• **Work task**
Only the pictures are to be omitted; every entry beneath should otherwise be duplicated exactly.

• **Given data**
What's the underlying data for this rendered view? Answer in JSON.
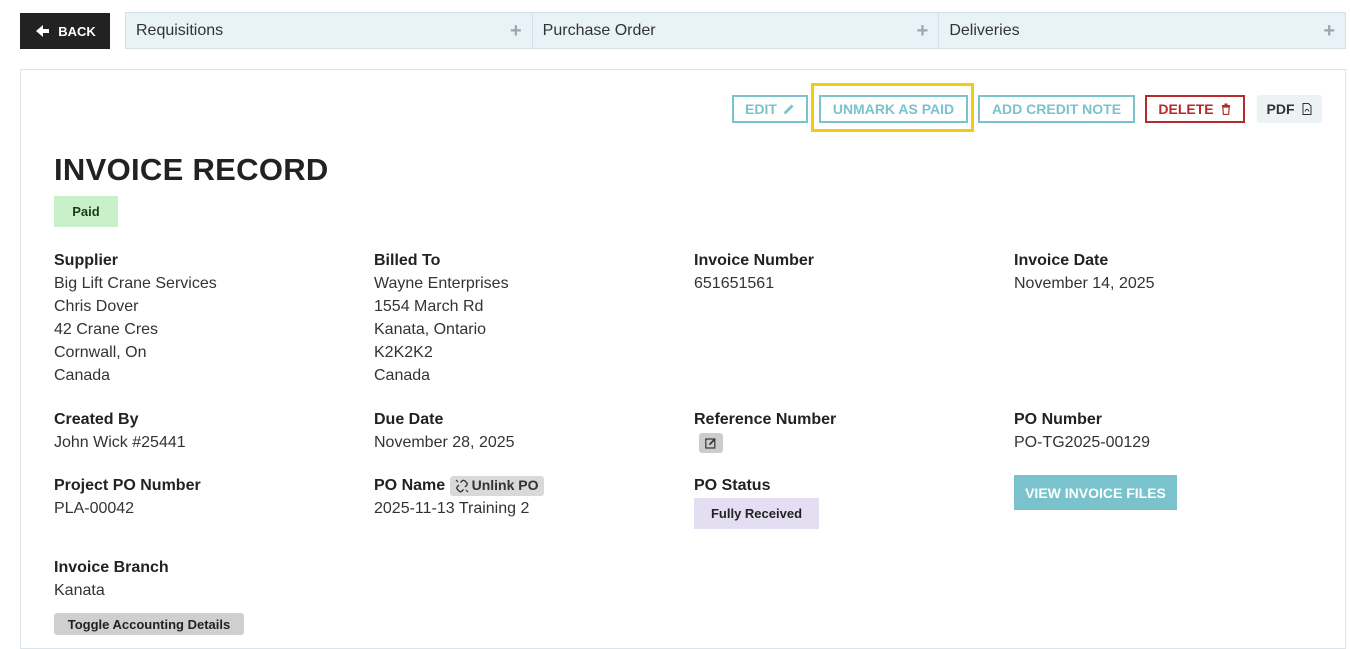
{
  "nav": {
    "back_label": "BACK",
    "tabs": [
      {
        "label": "Requisitions"
      },
      {
        "label": "Purchase Order"
      },
      {
        "label": "Deliveries"
      }
    ]
  },
  "actions": {
    "edit": "EDIT",
    "unmark": "UNMARK AS PAID",
    "credit": "ADD CREDIT NOTE",
    "delete": "DELETE",
    "pdf": "PDF"
  },
  "title": "INVOICE RECORD",
  "status_badge": "Paid",
  "supplier": {
    "label": "Supplier",
    "lines": [
      "Big Lift Crane Services",
      "Chris Dover",
      "42 Crane Cres",
      "Cornwall, On",
      "Canada"
    ]
  },
  "billed_to": {
    "label": "Billed To",
    "lines": [
      "Wayne Enterprises",
      "1554 March Rd",
      "Kanata, Ontario",
      "K2K2K2",
      "Canada"
    ]
  },
  "invoice_number": {
    "label": "Invoice Number",
    "value": "651651561"
  },
  "invoice_date": {
    "label": "Invoice Date",
    "value": "November 14, 2025"
  },
  "created_by": {
    "label": "Created By",
    "value": "John Wick #25441"
  },
  "due_date": {
    "label": "Due Date",
    "value": "November 28, 2025"
  },
  "reference_number": {
    "label": "Reference Number"
  },
  "po_number": {
    "label": "PO Number",
    "value": "PO-TG2025-00129"
  },
  "project_po": {
    "label": "Project PO Number",
    "value": "PLA-00042"
  },
  "po_name": {
    "label": "PO Name",
    "unlink_label": "Unlink PO",
    "value": "2025-11-13 Training 2"
  },
  "po_status": {
    "label": "PO Status",
    "value": "Fully Received"
  },
  "view_files": "VIEW INVOICE FILES",
  "invoice_branch": {
    "label": "Invoice Branch",
    "value": "Kanata"
  },
  "toggle_accounting": "Toggle Accounting Details",
  "colors": {
    "accent": "#7ac2cc",
    "danger": "#b52a2a",
    "highlight": "#f2cc0f",
    "paid_badge": "#c9f1c9",
    "status_badge": "#e3def2"
  }
}
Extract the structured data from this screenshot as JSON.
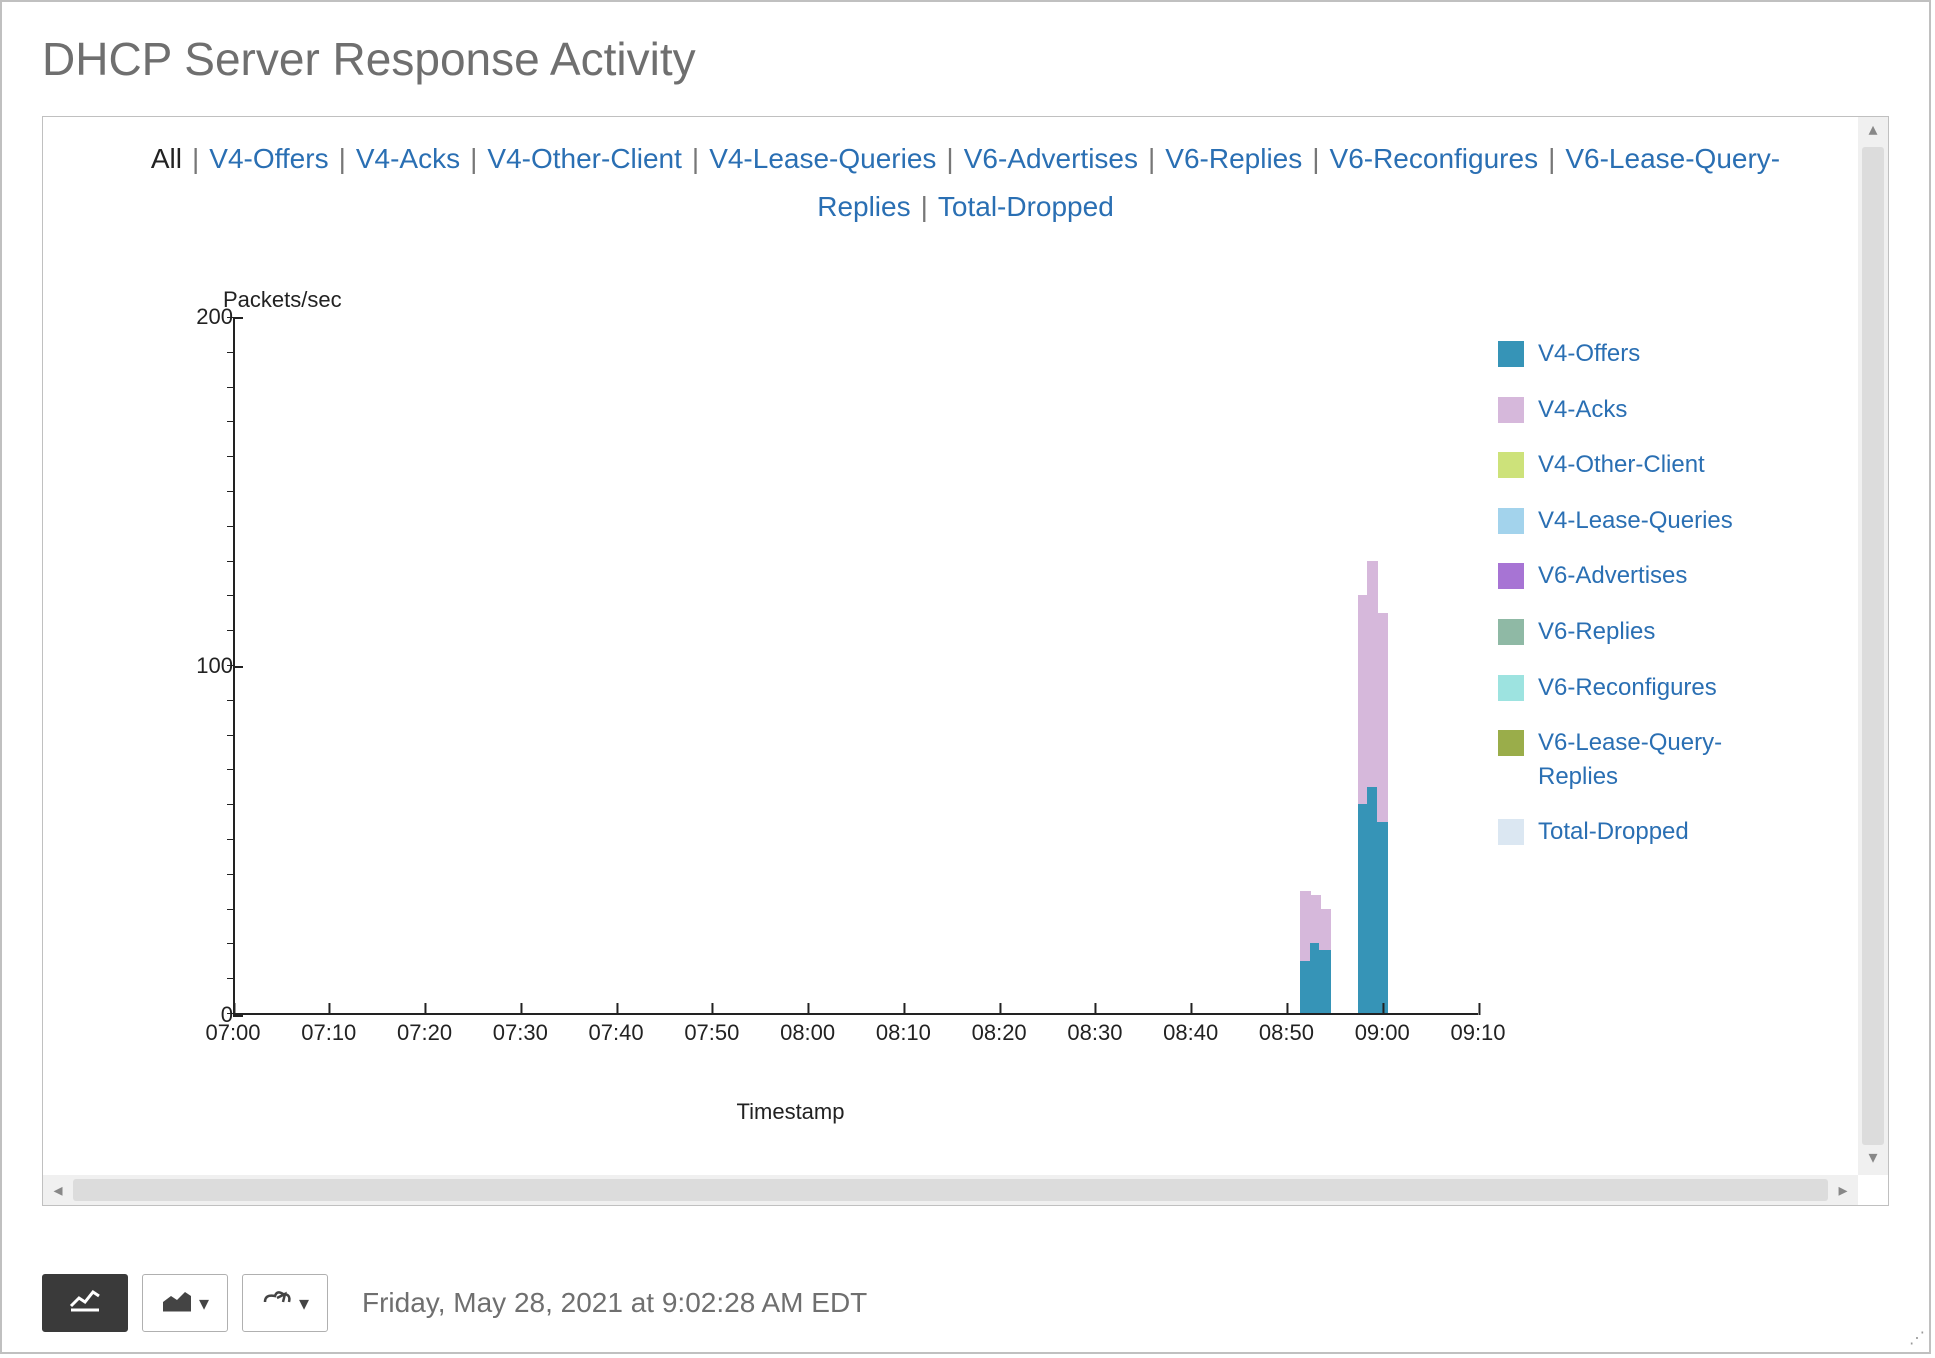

• **Solution**
What's the underlying data for this rendered view? Answer in JSON.
{
  "nav": {
    "back_label": "BACK",
    "tabs": [
      {
        "label": "Requisitions"
      },
      {
        "label": "Purchase Order"
      },
      {
        "label": "Deliveries"
      }
    ]
  },
  "actions": {
    "edit": "EDIT",
    "unmark": "UNMARK AS PAID",
    "credit": "ADD CREDIT NOTE",
    "delete": "DELETE",
    "pdf": "PDF"
  },
  "title": "INVOICE RECORD",
  "status_badge": "Paid",
  "supplier": {
    "label": "Supplier",
    "lines": [
      "Big Lift Crane Services",
      "Chris Dover",
      "42 Crane Cres",
      "Cornwall, On",
      "Canada"
    ]
  },
  "billed_to": {
    "label": "Billed To",
    "lines": [
      "Wayne Enterprises",
      "1554 March Rd",
      "Kanata, Ontario",
      "K2K2K2",
      "Canada"
    ]
  },
  "invoice_number": {
    "label": "Invoice Number",
    "value": "651651561"
  },
  "invoice_date": {
    "label": "Invoice Date",
    "value": "November 14, 2025"
  },
  "created_by": {
    "label": "Created By",
    "value": "John Wick #25441"
  },
  "due_date": {
    "label": "Due Date",
    "value": "November 28, 2025"
  },
  "reference_number": {
    "label": "Reference Number"
  },
  "po_number": {
    "label": "PO Number",
    "value": "PO-TG2025-00129"
  },
  "project_po": {
    "label": "Project PO Number",
    "value": "PLA-00042"
  },
  "po_name": {
    "label": "PO Name",
    "unlink_label": "Unlink PO",
    "value": "2025-11-13 Training 2"
  },
  "po_status": {
    "label": "PO Status",
    "value": "Fully Received"
  },
  "view_files": "VIEW INVOICE FILES",
  "invoice_branch": {
    "label": "Invoice Branch",
    "value": "Kanata"
  },
  "toggle_accounting": "Toggle Accounting Details",
  "colors": {
    "accent": "#7ac2cc",
    "danger": "#b52a2a",
    "highlight": "#f2cc0f",
    "paid_badge": "#c9f1c9",
    "status_badge": "#e3def2"
  }
}
Extract the structured data from this screenshot as JSON.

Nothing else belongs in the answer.